  • Watchful waiting is currently the medical standard of care for patients with smoldering myeloma.  2014 could be the year that changes. Myeloma researchers and specialists have been slowly moving in the direction of treating myeloma earlier and more aggressively.  Genetic markers and other indicators are starting to make it easier for doctors to identify high […]
  • Questions about the therapy Dr. Rapoport used to help Patient Snapshot allogeneic stem cell transplant survivor, Mary Jeanne, and others do so well?  Our good friend, Jenny Ahlstrom, recently interviewed him on a mPatient Myeloma Radio broadcast. Here’s a brief explanation about how this exciting new therapy works from the Myeloma Crowd website: Dr. Aaron […]
  • It turns out that Mary Jeanne was part of an enlightening clinical trial.  Allogenic transplants a thing of the past for myeloma patients?  Don’t tell all of the success stories from this study! Here’s a brief look at Mary Jeanne’s experience during and after her transplant: It was a long 26 days, but the care, […]
  • I have been sharing a variety of allogeneic (donor) stem cell transplant stories–both good and bad–these past months.  Mary Jeanne contacted me last week, wanting me to remind our readers that there are allo transplant success stories–and that her’s is one of them: I was diagnosed in Nov. 2010 at Johns Hopkins because the surgeons […]
  • We know that 1 in 5  multiple myeloma patients die in the first 2 months, 1 in 4 in the first year, so what could possibly be the reason?  Usually a MM patient will have symptoms, which will send them to their family doctor.  So why on earth do patients end up going to a hematologist/oncologist with advanced stages of this disease? I do not think that it is lack of insurance, but mostly because the average age is 70 y [...]
  • After re-reading yesterday’s post, something troubled me.  At the end I was practically crowing about outliving the median life expectancy target that my specialist at Mayo Clinic had given me in 2007.  I don’t think that’s right. Yes, we may have some control over how long we live after being diagnosed with multiple myeloma.  But […]
  • Seven years ago today I learned I had cancer.  I’ll Bet you remember exactly when and where you were when you first heard the word, “cancer,” too. I call it, “THE MOMENT.”  I wrote about it in my first book, Living with Multiple Myeloma.  I began writing it ten months after my diagnosis, finishing it […]
  • I wanted to share a variety of myeloma related news with you this morning.  Do you remember my interview of legendary baseball star and Los Angeles Angels hitting coach and multiple myeloma survivor, Don Baylor? Cure Magazine interviews me; plus my on-air interview with Don Baylor   Tuesday Don Baylor broke his femur while reaching […]
  • I participated in a pair of engaging broadcasts recently.  Friday, MD Anderson’s Dr. Robert Orlowski spent over an hour answering questions from our Myeloma Cure Talk panel.  And last night, I spent an hour sharing unvarnished reality with a pair of multiple myeloma survivors on our monthly on-air support group meeting. Dr. Orlowski’s appearance was […]

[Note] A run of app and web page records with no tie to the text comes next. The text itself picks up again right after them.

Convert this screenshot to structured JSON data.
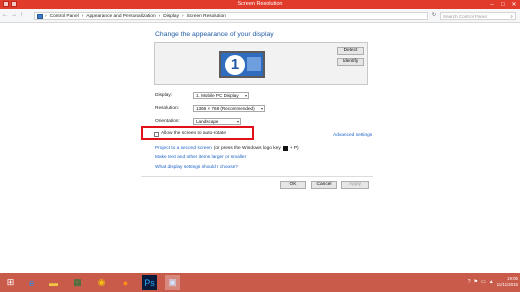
{
  "window": {
    "title": "Screen Resolution",
    "controls": [
      "–",
      "□",
      "✕"
    ]
  },
  "address": {
    "breadcrumbs": [
      "Control Panel",
      "Appearance and Personalization",
      "Display",
      "Screen Resolution"
    ],
    "separator": "›",
    "search_placeholder": "Search Control Panel",
    "refresh_glyph": "↻"
  },
  "main": {
    "heading": "Change the appearance of your display",
    "monitor_number": "1",
    "detect_label": "Detect",
    "identify_label": "Identify",
    "display_label": "Display:",
    "display_value": "1. Mobile PC Display",
    "resolution_label": "Resolution:",
    "resolution_value": "1366 × 768 (Recommended)",
    "orientation_label": "Orientation:",
    "orientation_value": "Landscape",
    "autorotate_label": "Allow the screen to auto-rotate",
    "autorotate_checked": false,
    "advanced_link": "Advanced settings",
    "project_link": "Project to a second screen",
    "project_hint": "(or press the Windows logo key",
    "project_hint_end": "+ P)",
    "text_size_link": "Make text and other items larger or smaller",
    "choose_link": "What display settings should I choose?"
  },
  "footer": {
    "ok_label": "OK",
    "cancel_label": "Cancel",
    "apply_label": "Apply"
  },
  "taskbar": {
    "apps": [
      "start-icon",
      "ie-icon",
      "explorer-icon",
      "excel-icon",
      "chrome-icon",
      "firefox-icon",
      "photoshop-icon",
      "control-panel-icon"
    ],
    "time": "19:05",
    "date": "11/11/2015",
    "colors": {
      "taskbar": "#c95b4a",
      "titlebar": "#e03b2b",
      "link": "#1b62c4"
    }
  }
}
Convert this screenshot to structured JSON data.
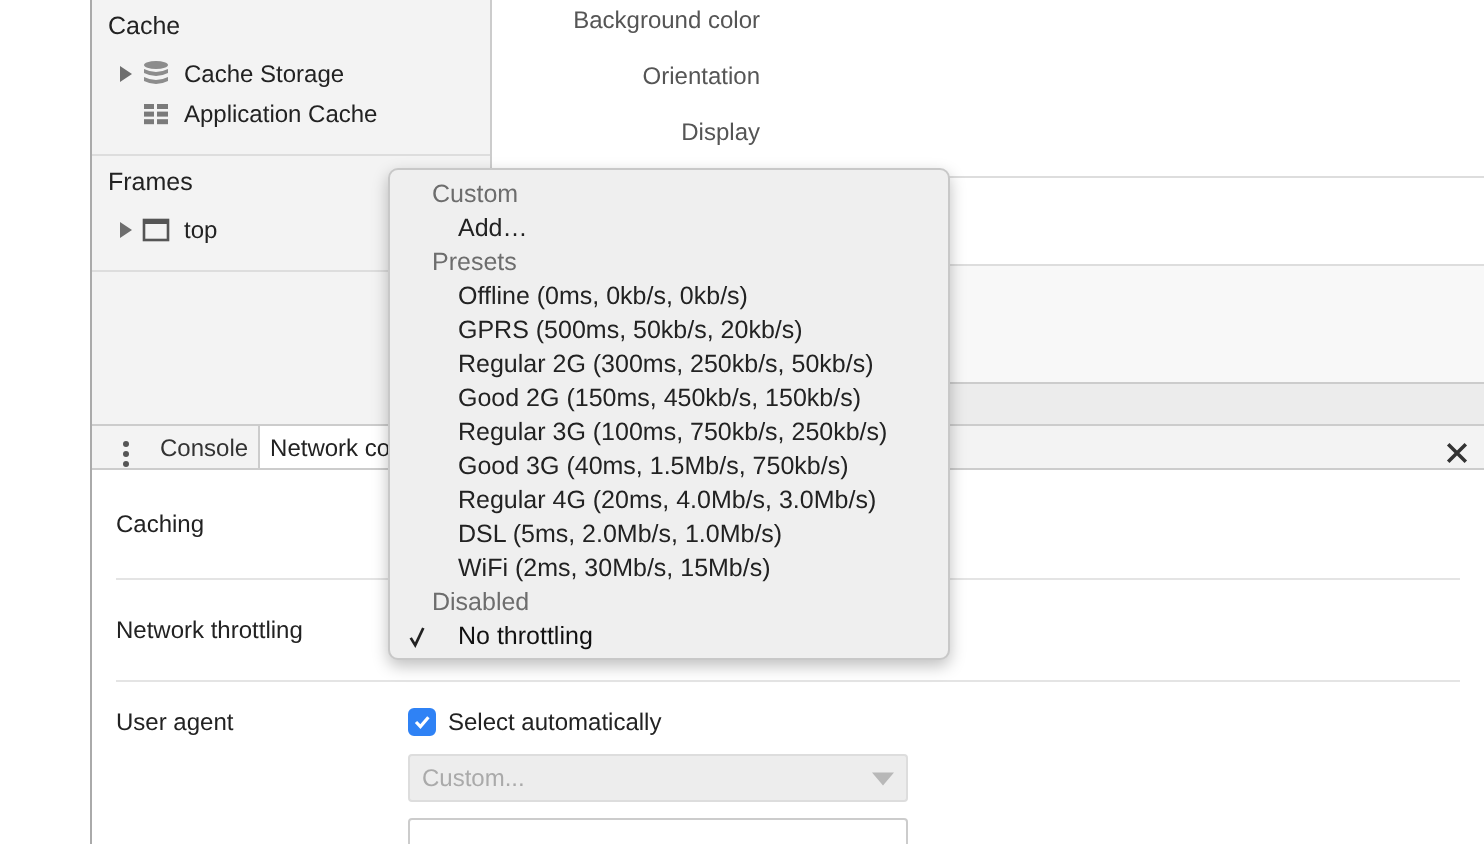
{
  "sidebar": {
    "sections": [
      {
        "title": "Cache",
        "items": [
          {
            "label": "Cache Storage",
            "kind": "database",
            "expanded": false
          },
          {
            "label": "Application Cache",
            "kind": "grid"
          }
        ]
      },
      {
        "title": "Frames",
        "items": [
          {
            "label": "top",
            "kind": "frame",
            "expanded": false
          }
        ]
      }
    ]
  },
  "properties": [
    "Background color",
    "Orientation",
    "Display"
  ],
  "drawer": {
    "tabs": [
      {
        "label": "Console",
        "selected": false
      },
      {
        "label": "Network co",
        "selected": true
      }
    ],
    "rows": [
      {
        "label": "Caching",
        "kind": "hidden"
      },
      {
        "label": "Network throttling",
        "kind": "hidden"
      },
      {
        "label": "User agent",
        "kind": "user_agent",
        "checkbox": {
          "label": "Select automatically",
          "checked": true
        },
        "select": {
          "placeholder": "Custom...",
          "disabled": true
        }
      }
    ]
  },
  "dropdown": {
    "groups": [
      {
        "header": "Custom",
        "options": [
          {
            "label": "Add…",
            "selected": false
          }
        ]
      },
      {
        "header": "Presets",
        "options": [
          {
            "label": "Offline (0ms, 0kb/s, 0kb/s)",
            "selected": false
          },
          {
            "label": "GPRS (500ms, 50kb/s, 20kb/s)",
            "selected": false
          },
          {
            "label": "Regular 2G (300ms, 250kb/s, 50kb/s)",
            "selected": false
          },
          {
            "label": "Good 2G (150ms, 450kb/s, 150kb/s)",
            "selected": false
          },
          {
            "label": "Regular 3G (100ms, 750kb/s, 250kb/s)",
            "selected": false
          },
          {
            "label": "Good 3G (40ms, 1.5Mb/s, 750kb/s)",
            "selected": false
          },
          {
            "label": "Regular 4G (20ms, 4.0Mb/s, 3.0Mb/s)",
            "selected": false
          },
          {
            "label": "DSL (5ms, 2.0Mb/s, 1.0Mb/s)",
            "selected": false
          },
          {
            "label": "WiFi (2ms, 30Mb/s, 15Mb/s)",
            "selected": false
          }
        ]
      },
      {
        "header": "Disabled",
        "options": [
          {
            "label": "No throttling",
            "selected": true
          }
        ]
      }
    ]
  }
}
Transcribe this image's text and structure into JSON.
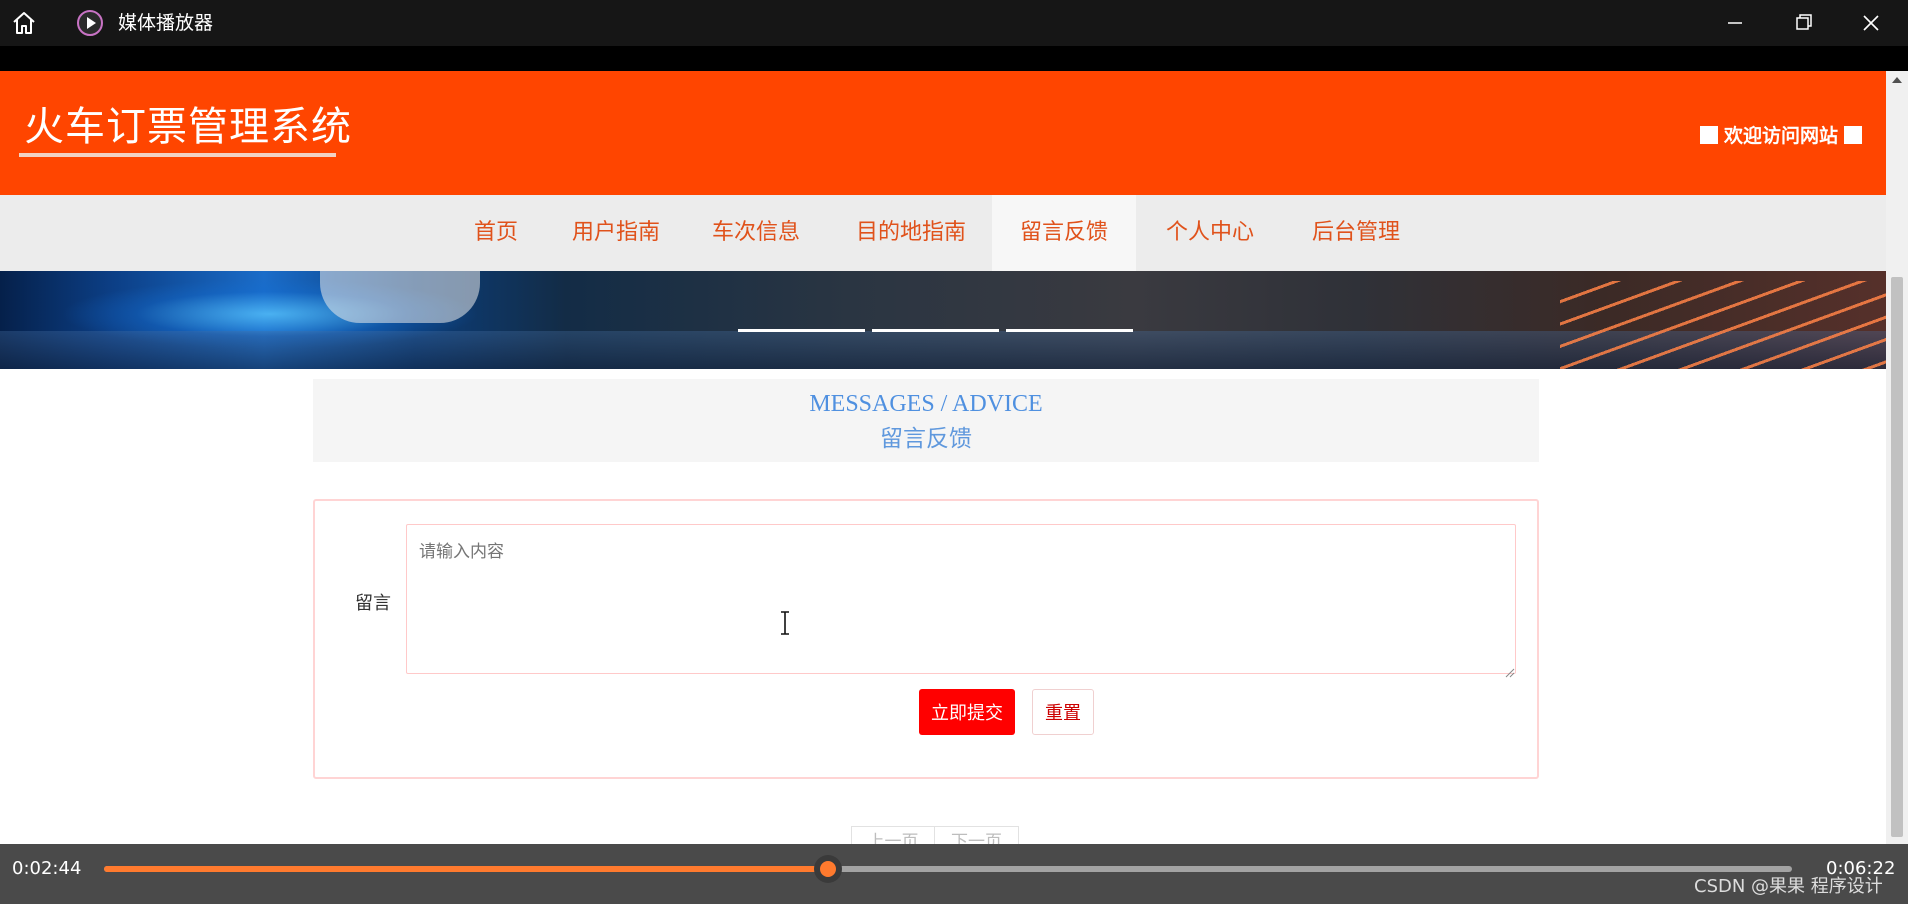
{
  "player": {
    "title": "媒体播放器",
    "current_time": "0:02:44",
    "total_time": "0:06:22",
    "progress": 0.429,
    "accent_color": "#ff7a2e",
    "icons": [
      "home-icon",
      "media-player-icon",
      "minimize-icon",
      "maximize-icon",
      "close-icon"
    ]
  },
  "site": {
    "title": "火车订票管理系统",
    "welcome": "欢迎访问网站",
    "brand_color": "#ff4500"
  },
  "nav": {
    "items": [
      {
        "label": "首页"
      },
      {
        "label": "用户指南"
      },
      {
        "label": "车次信息"
      },
      {
        "label": "目的地指南"
      },
      {
        "label": "留言反馈"
      },
      {
        "label": "个人中心"
      },
      {
        "label": "后台管理"
      }
    ],
    "active": "留言反馈"
  },
  "messages": {
    "title_en": "MESSAGES / ADVICE",
    "title_cn": "留言反馈"
  },
  "form": {
    "label": "留言",
    "placeholder": "请输入内容",
    "value": "",
    "submit_label": "立即提交",
    "reset_label": "重置",
    "submit_color": "#ff0000"
  },
  "pager": {
    "prev_label": "上一页",
    "next_label": "下一页"
  },
  "watermark": "CSDN @果果 程序设计"
}
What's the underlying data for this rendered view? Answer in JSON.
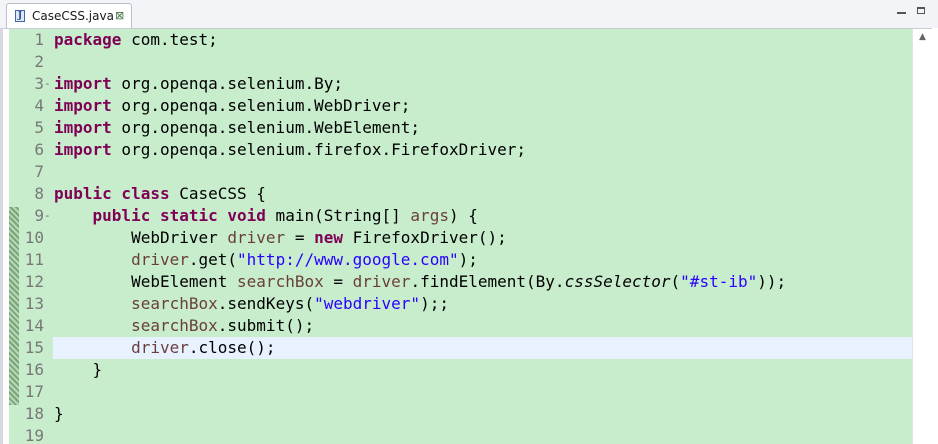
{
  "tab": {
    "title": "CaseCSS.java",
    "file_icon": "java-file-icon",
    "close_icon": "close-icon"
  },
  "window_controls": {
    "minimize_icon": "minimize-icon",
    "maximize_icon": "maximize-icon"
  },
  "editor": {
    "background": "#c7edcc",
    "current_line_background": "#e8f2fe",
    "current_line_number": 15,
    "lines": [
      {
        "n": "1",
        "fold": ""
      },
      {
        "n": "2",
        "fold": ""
      },
      {
        "n": "3",
        "fold": "-"
      },
      {
        "n": "4",
        "fold": ""
      },
      {
        "n": "5",
        "fold": ""
      },
      {
        "n": "6",
        "fold": ""
      },
      {
        "n": "7",
        "fold": ""
      },
      {
        "n": "8",
        "fold": ""
      },
      {
        "n": "9",
        "fold": "-"
      },
      {
        "n": "10",
        "fold": ""
      },
      {
        "n": "11",
        "fold": ""
      },
      {
        "n": "12",
        "fold": ""
      },
      {
        "n": "13",
        "fold": ""
      },
      {
        "n": "14",
        "fold": ""
      },
      {
        "n": "15",
        "fold": ""
      },
      {
        "n": "16",
        "fold": ""
      },
      {
        "n": "17",
        "fold": ""
      },
      {
        "n": "18",
        "fold": ""
      },
      {
        "n": "19",
        "fold": ""
      }
    ],
    "code": {
      "l1_kw": "package",
      "l1_rest": " com.test;",
      "import_kw": "import",
      "l3_rest": " org.openqa.selenium.By;",
      "l4_rest": " org.openqa.selenium.WebDriver;",
      "l5_rest": " org.openqa.selenium.WebElement;",
      "l6_rest": " org.openqa.selenium.firefox.FirefoxDriver;",
      "l8_kw": "public class",
      "l8_rest": " CaseCSS {",
      "l9_indent": "    ",
      "l9_kw": "public static void",
      "l9_mid": " main(String[] ",
      "l9_var": "args",
      "l9_end": ") {",
      "l10_indent": "        ",
      "l10_a": "WebDriver ",
      "l10_var": "driver",
      "l10_b": " = ",
      "l10_kw": "new",
      "l10_c": " FirefoxDriver();",
      "l11_indent": "        ",
      "l11_var": "driver",
      "l11_a": ".get(",
      "l11_str": "\"http://www.google.com\"",
      "l11_b": ");",
      "l12_indent": "        ",
      "l12_a": "WebElement ",
      "l12_var": "searchBox",
      "l12_b": " = ",
      "l12_var2": "driver",
      "l12_c": ".findElement(By.",
      "l12_ital": "cssSelector",
      "l12_d": "(",
      "l12_str": "\"#st-ib\"",
      "l12_e": "));",
      "l13_indent": "        ",
      "l13_var": "searchBox",
      "l13_a": ".sendKeys(",
      "l13_str": "\"webdriver\"",
      "l13_b": ");;",
      "l14_indent": "        ",
      "l14_var": "searchBox",
      "l14_a": ".submit();",
      "l15_indent": "        ",
      "l15_var": "driver",
      "l15_a": ".close();",
      "l16": "    }",
      "l18": "}"
    }
  },
  "scrollbar": {
    "up_icon": "scroll-up-arrow-icon"
  }
}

  • A week ago I promised to pass along more information about MGUS and smoldering multiple myeloma.  I hear from readers with both conditions often.  They are often anxious and stressed about their uncertain futures. I understand!  Learning that you have a chance of developing cancer is a frightening thing.  But after researching MGUS (monoclonal gammopathy […]